We must have a better way to fund disaster aid
The devastation in Oklahoma is just one more reminder that Mother Nature can be cruel and leave destruction of lives and property in no time. Now the cleanup begins, as it did in Hurricane Sandy, in the Joplin, Mo., tornado last year, and countless other calamities. While they search for survivors and victims, members of Congress are already haggling over what to do about emergency funding to rebuild the area. Part of Oklahoma's own Republican delegation is already saying that the money used to rebuild Oklahoma must be cut from elsewhere in the budget. Not all congressional Republicans are saying this, but a few are and they are the same ones who didn't want to give aid to Hurricane Sandy victims. It seems unbelievable that we have this conversation these days the day after a disaster. It should never be an issue, but it seems like Congress is caught off guard every time. Shouldn't our country already have a fund for such disasters since they seem to hit fairly often? We're Americans and we should always look out for fellow Americans in times of crisis.
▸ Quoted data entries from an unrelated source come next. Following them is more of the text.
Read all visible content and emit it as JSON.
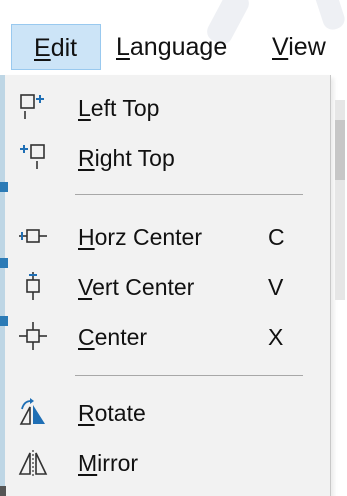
{
  "menubar": {
    "items": [
      {
        "label_first": "E",
        "label_rest": "dit",
        "active": true
      },
      {
        "label_first": "L",
        "label_rest": "anguage",
        "active": false
      },
      {
        "label_first": "V",
        "label_rest": "iew",
        "active": false
      }
    ]
  },
  "menu": {
    "items": [
      {
        "mn": "L",
        "rest": "eft Top",
        "shortcut": "",
        "icon": "left-top-icon"
      },
      {
        "mn": "R",
        "rest": "ight Top",
        "shortcut": "",
        "icon": "right-top-icon"
      },
      {
        "mn": "H",
        "rest": "orz Center",
        "shortcut": "C",
        "icon": "horz-center-icon"
      },
      {
        "mn": "V",
        "rest": "ert Center",
        "shortcut": "V",
        "icon": "vert-center-icon"
      },
      {
        "mn": "C",
        "rest": "enter",
        "shortcut": "X",
        "icon": "center-icon"
      },
      {
        "mn": "R",
        "rest": "otate",
        "shortcut": "",
        "icon": "rotate-icon"
      },
      {
        "mn": "M",
        "rest": "irror",
        "shortcut": "",
        "icon": "mirror-icon"
      }
    ]
  },
  "colors": {
    "menu_bg": "#f2f2f2",
    "active_bg": "#cce4f7",
    "active_border": "#99c9ef",
    "separator": "#a8a8a8",
    "icon_blue": "#1f6fb5",
    "icon_dark": "#333333"
  }
}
We should help out everywhere in the world, for that matter, but certainly at home there should never even be a debate about these kinds of things.Actually Americans already do this without prompting from the government, but on the big ticket items we have to depend on Congress. Unfortunately, everything has to become some politicized issue to score points or make the other side look bad. In reality, they make themselves look like fools during a crisis. Having money set aside to deal with these disasters is as important as national security or anything else. We can't budget for every natural disaster, but we can prepare for it. Meanwhile our thoughts and prayers are with the people whose lives will never be the same again. And we know, just as everyone living anywhere knows, it could happen to any of us if weather conditions are just right and we're in the path of destruction.